Records for the exercise:
+-------+
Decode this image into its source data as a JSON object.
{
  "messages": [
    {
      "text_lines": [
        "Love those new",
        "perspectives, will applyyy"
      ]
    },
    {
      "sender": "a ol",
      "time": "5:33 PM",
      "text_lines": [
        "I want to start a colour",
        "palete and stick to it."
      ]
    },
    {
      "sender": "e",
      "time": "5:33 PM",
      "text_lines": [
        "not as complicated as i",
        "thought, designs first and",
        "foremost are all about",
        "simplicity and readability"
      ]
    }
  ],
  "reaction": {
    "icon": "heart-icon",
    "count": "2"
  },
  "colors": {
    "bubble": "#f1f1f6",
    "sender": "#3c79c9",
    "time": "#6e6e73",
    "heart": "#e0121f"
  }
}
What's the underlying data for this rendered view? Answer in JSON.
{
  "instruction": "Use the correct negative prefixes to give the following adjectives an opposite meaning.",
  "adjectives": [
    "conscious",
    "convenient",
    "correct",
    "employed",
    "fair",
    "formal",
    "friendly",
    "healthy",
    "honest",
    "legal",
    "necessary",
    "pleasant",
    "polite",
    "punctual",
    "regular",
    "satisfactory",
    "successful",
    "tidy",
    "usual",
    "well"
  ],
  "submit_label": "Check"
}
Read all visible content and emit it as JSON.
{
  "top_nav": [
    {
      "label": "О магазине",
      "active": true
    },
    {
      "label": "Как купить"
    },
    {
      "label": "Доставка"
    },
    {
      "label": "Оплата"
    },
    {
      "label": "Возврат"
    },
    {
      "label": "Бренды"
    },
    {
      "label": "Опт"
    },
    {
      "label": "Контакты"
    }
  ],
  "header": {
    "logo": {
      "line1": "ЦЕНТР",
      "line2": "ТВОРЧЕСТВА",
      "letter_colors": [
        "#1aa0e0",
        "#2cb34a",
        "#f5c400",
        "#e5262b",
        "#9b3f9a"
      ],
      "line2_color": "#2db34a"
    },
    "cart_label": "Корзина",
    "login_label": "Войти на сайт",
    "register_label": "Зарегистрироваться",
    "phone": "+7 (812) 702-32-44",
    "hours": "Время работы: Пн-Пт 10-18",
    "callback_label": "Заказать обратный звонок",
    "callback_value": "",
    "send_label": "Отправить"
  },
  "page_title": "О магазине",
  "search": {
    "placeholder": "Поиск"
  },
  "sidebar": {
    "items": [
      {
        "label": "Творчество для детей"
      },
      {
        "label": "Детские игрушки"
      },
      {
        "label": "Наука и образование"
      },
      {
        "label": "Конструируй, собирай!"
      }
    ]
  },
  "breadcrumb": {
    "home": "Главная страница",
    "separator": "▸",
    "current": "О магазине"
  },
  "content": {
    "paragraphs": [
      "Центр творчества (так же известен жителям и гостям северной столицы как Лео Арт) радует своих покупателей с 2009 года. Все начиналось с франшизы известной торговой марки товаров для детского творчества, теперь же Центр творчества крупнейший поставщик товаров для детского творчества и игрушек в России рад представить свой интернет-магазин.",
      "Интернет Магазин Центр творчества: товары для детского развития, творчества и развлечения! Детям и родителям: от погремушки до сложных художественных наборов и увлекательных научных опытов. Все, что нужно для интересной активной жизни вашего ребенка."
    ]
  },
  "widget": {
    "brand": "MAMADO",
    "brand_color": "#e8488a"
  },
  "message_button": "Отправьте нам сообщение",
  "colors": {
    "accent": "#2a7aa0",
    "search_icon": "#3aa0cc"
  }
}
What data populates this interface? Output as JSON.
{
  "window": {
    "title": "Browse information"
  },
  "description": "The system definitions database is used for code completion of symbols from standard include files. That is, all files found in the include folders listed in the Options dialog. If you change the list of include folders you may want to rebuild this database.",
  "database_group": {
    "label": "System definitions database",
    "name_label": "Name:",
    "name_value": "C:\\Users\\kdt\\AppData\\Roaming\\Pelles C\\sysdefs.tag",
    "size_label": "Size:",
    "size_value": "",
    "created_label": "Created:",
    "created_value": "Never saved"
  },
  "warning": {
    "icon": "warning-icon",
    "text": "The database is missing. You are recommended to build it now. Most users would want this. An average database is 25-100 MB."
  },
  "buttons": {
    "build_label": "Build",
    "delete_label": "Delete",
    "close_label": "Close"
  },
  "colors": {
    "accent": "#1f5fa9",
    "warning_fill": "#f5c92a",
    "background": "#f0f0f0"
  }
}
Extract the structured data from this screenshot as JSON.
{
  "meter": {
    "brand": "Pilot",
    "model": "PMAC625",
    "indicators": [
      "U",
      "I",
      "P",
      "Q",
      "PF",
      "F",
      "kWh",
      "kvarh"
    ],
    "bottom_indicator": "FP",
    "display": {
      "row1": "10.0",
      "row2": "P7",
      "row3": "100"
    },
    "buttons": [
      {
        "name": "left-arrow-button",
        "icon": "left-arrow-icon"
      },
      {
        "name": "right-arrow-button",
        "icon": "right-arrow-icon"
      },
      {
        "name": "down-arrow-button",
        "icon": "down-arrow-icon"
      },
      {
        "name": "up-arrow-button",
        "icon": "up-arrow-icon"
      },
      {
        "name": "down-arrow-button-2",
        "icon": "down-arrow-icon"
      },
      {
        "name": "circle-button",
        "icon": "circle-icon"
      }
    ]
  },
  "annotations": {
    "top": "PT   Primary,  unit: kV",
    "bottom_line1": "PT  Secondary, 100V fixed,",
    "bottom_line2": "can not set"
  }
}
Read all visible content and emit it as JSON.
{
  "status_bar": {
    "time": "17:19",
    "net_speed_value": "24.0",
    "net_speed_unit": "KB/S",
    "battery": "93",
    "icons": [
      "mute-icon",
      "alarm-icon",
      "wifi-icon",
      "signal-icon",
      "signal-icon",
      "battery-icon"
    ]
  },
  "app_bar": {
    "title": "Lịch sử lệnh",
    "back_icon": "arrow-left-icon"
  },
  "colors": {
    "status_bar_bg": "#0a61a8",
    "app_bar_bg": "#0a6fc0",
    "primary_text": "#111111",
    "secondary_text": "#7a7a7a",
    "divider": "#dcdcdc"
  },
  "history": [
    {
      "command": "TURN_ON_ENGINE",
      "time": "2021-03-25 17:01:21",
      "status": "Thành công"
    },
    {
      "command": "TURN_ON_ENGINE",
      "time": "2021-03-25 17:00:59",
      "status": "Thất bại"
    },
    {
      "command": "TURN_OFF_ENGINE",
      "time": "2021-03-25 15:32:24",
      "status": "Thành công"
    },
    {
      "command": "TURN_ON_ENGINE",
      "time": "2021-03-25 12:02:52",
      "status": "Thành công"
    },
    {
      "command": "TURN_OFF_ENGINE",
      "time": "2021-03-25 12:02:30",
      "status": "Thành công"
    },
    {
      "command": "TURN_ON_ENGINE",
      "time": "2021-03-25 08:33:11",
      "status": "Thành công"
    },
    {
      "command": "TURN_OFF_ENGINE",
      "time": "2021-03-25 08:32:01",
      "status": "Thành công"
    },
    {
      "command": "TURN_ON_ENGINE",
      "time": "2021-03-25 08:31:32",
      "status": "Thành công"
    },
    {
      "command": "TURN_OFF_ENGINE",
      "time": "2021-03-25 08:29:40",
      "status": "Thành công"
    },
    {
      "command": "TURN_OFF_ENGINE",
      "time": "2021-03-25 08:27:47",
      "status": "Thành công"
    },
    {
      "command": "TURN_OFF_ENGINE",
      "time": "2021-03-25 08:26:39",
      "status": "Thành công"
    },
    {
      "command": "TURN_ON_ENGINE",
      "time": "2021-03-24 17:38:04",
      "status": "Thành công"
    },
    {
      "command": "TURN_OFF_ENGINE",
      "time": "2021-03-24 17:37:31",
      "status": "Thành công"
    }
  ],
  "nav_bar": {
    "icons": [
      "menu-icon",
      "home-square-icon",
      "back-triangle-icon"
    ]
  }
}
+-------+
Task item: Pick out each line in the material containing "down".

Written response:
        "name": "down-arrow-button",
        "icon": "down-arrow-icon"
        "name": "down-arrow-button-2",
        "icon": "down-arrow-icon"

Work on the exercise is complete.